The priest.…”), much to the amusement of all.

Voices fell, temperatures fell, darkness fell

And stars hovered low over the silent fields,

Dark larches, parking lots, and tractor sheds.

Inside the lightless church the priest began

The ancient prayers of desolate emptiness

To which the faithful whispered in reply,

Unworthy mourners at the Garden tomb,

Spiraling deeper and deeper in grief

Until that Word, by Saint Mary Magdalene

Revealed, with candles, hymns, and midnight bells

Spoke light and life to poor but hopeful souls.

The world is unusually quiet this dawn;

The sun is new-lamb warm upon creation,      

For Pascha gently rests upon the earth,

This holy Russia, whose martyrs and saints

Enlighten the nations through their witness of faith,

Mercy, blessings, penance, and prayer eternal
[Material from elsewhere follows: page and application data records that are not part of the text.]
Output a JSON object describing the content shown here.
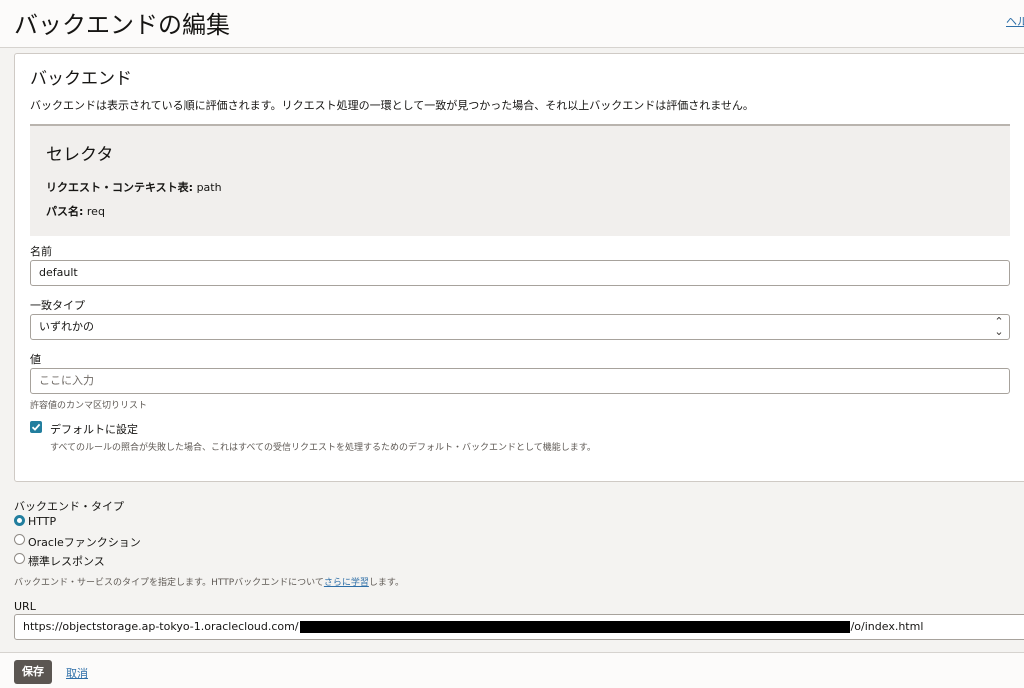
{
  "header": {
    "title": "バックエンドの編集",
    "help_link": "ヘル"
  },
  "backends": {
    "title": "バックエンド",
    "description": "バックエンドは表示されている順に評価されます。リクエスト処理の一環として一致が見つかった場合、それ以上バックエンドは評価されません。",
    "selector": {
      "title": "セレクタ",
      "context_label": "リクエスト・コンテキスト表:",
      "context_value": "path",
      "path_label": "パス名:",
      "path_value": "req"
    },
    "name": {
      "label": "名前",
      "value": "default"
    },
    "match_type": {
      "label": "一致タイプ",
      "value": "いずれかの"
    },
    "values": {
      "label": "値",
      "placeholder": "ここに入力",
      "hint": "許容値のカンマ区切りリスト"
    },
    "default_checkbox": {
      "label": "デフォルトに設定",
      "checked": true,
      "hint": "すべてのルールの照合が失敗した場合、これはすべての受信リクエストを処理するためのデフォルト・バックエンドとして機能します。"
    }
  },
  "backend_type": {
    "label": "バックエンド・タイプ",
    "options": [
      {
        "label": "HTTP",
        "selected": true
      },
      {
        "label": "Oracleファンクション",
        "selected": false
      },
      {
        "label": "標準レスポンス",
        "selected": false
      }
    ],
    "hint_prefix": "バックエンド・サービスのタイプを指定します。HTTPバックエンドについて",
    "hint_link": "さらに学習",
    "hint_suffix": "します。"
  },
  "url": {
    "label": "URL",
    "value_prefix": "https://objectstorage.ap-tokyo-1.oraclecloud.com/",
    "value_suffix": "/o/index.html"
  },
  "footer": {
    "save_label": "保存",
    "cancel_label": "取消"
  },
  "colors": {
    "accent": "#227e9e",
    "link": "#2e6fa8",
    "primary_button": "#5b5652"
  }
}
Now rising with a resurrection hymn,

And even needful chores are liturgies:

“Christos Voskrese  – Christ is risen indeed!”

And Old Kashtanka limps around the yard

Snuffling the boundaries on her morning patrol.

A Twilight Study

Perhaps there is no reason why these thoughts

Should be reconstructed, recalled, re-read,  

This dusk in spring, soft-scented, green, and still,

With cumulous clouds rehearsing  for the summer,

Silently flinging the westering sun about,

And from the grass the early mosquitoes

With tiny, unseen wings grudge wheeling birds

Utility, charm, sometimes majesty.

Mischievous cats dancing like couplets in rhyme

Along the fence-top in alla breve time

Torment with pirouettes the ground-bound dogs,

Provoking from their playmates envious barks,

Prologue to reconciliation

And Eden’s sleep beneath the ancient moon.

Why should this hour, gentle with Vesper joys,

Be scanned and disciplined as iamb’d lines

In poor remembrance of reality,

A catalogue of senses lived in time

And reconsidered then on ink-marked page,

Or screen luminescent within a box?

Old Adam knew such tranquil gardened evenings,

And generations yet beyond the stars

Will live on earth such happy sunset peace;

Yet still, somehow, this moment of Creation

Is now commended to a leaf or so,

And when the actors of these moments past

Joy in the eternal summer of God,

Someone will read these lines, and delight in them.

"Christ is risen indeed!"


"Silently flinging the westering sun about....."